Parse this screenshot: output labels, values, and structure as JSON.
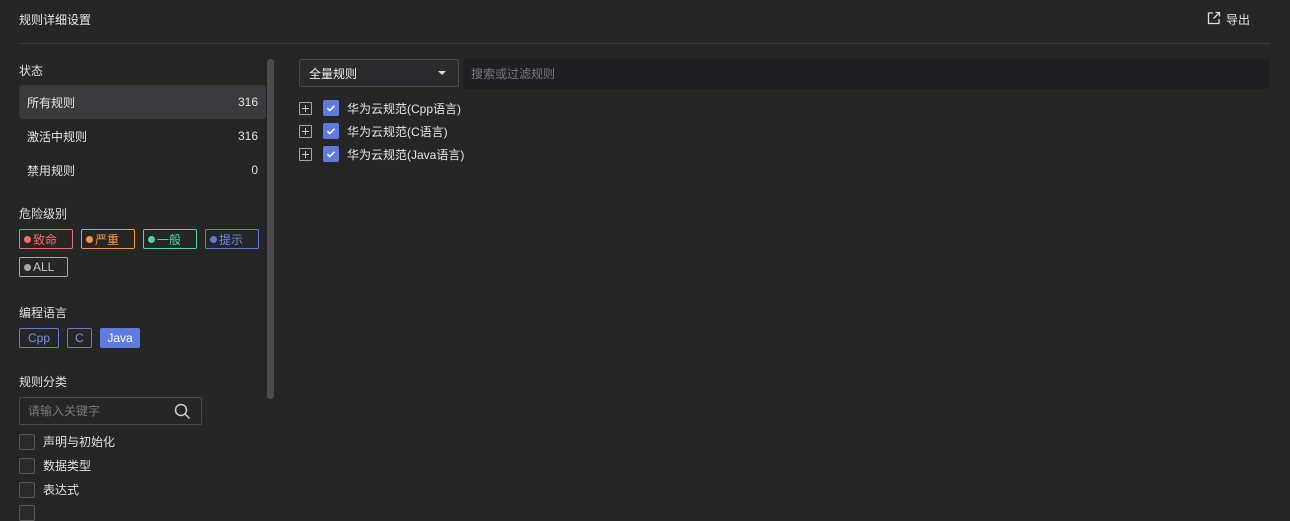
{
  "header": {
    "title": "规则详细设置",
    "export_label": "导出"
  },
  "status": {
    "title": "状态",
    "items": [
      {
        "label": "所有规则",
        "count": "316"
      },
      {
        "label": "激活中规则",
        "count": "316"
      },
      {
        "label": "禁用规则",
        "count": "0"
      }
    ]
  },
  "severity": {
    "title": "危险级别",
    "items": [
      {
        "label": "致命",
        "color": "#f66f6a"
      },
      {
        "label": "严重",
        "color": "#fa9841"
      },
      {
        "label": "一般",
        "color": "#50d4ab"
      },
      {
        "label": "提示",
        "color": "#5e7ce0"
      },
      {
        "label": "ALL",
        "color": "#a8a8a8"
      }
    ]
  },
  "language": {
    "title": "编程语言",
    "items": [
      {
        "label": "Cpp"
      },
      {
        "label": "C"
      },
      {
        "label": "Java"
      }
    ]
  },
  "category": {
    "title": "规则分类",
    "search_placeholder": "请输入关键字",
    "items": [
      {
        "label": "声明与初始化"
      },
      {
        "label": "数据类型"
      },
      {
        "label": "表达式"
      }
    ]
  },
  "main": {
    "dropdown_value": "全量规则",
    "filter_placeholder": "搜索或过滤规则",
    "rules": [
      {
        "label": "华为云规范(Cpp语言)"
      },
      {
        "label": "华为云规范(C语言)"
      },
      {
        "label": "华为云规范(Java语言)"
      }
    ]
  }
}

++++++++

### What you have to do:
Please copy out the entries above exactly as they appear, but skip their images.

### Written answer:
Parse this screenshot: output labels, values, and structure as JSON.
{
  "header": {
    "title": "规则详细设置",
    "export_label": "导出"
  },
  "status": {
    "title": "状态",
    "items": [
      {
        "label": "所有规则",
        "count": "316"
      },
      {
        "label": "激活中规则",
        "count": "316"
      },
      {
        "label": "禁用规则",
        "count": "0"
      }
    ]
  },
  "severity": {
    "title": "危险级别",
    "items": [
      {
        "label": "致命",
        "color": "#f66f6a"
      },
      {
        "label": "严重",
        "color": "#fa9841"
      },
      {
        "label": "一般",
        "color": "#50d4ab"
      },
      {
        "label": "提示",
        "color": "#5e7ce0"
      },
      {
        "label": "ALL",
        "color": "#a8a8a8"
      }
    ]
  },
  "language": {
    "title": "编程语言",
    "items": [
      {
        "label": "Cpp"
      },
      {
        "label": "C"
      },
      {
        "label": "Java"
      }
    ]
  },
  "category": {
    "title": "规则分类",
    "search_placeholder": "请输入关键字",
    "items": [
      {
        "label": "声明与初始化"
      },
      {
        "label": "数据类型"
      },
      {
        "label": "表达式"
      }
    ]
  },
  "main": {
    "dropdown_value": "全量规则",
    "filter_placeholder": "搜索或过滤规则",
    "rules": [
      {
        "label": "华为云规范(Cpp语言)"
      },
      {
        "label": "华为云规范(C语言)"
      },
      {
        "label": "华为云规范(Java语言)"
      }
    ]
  }
}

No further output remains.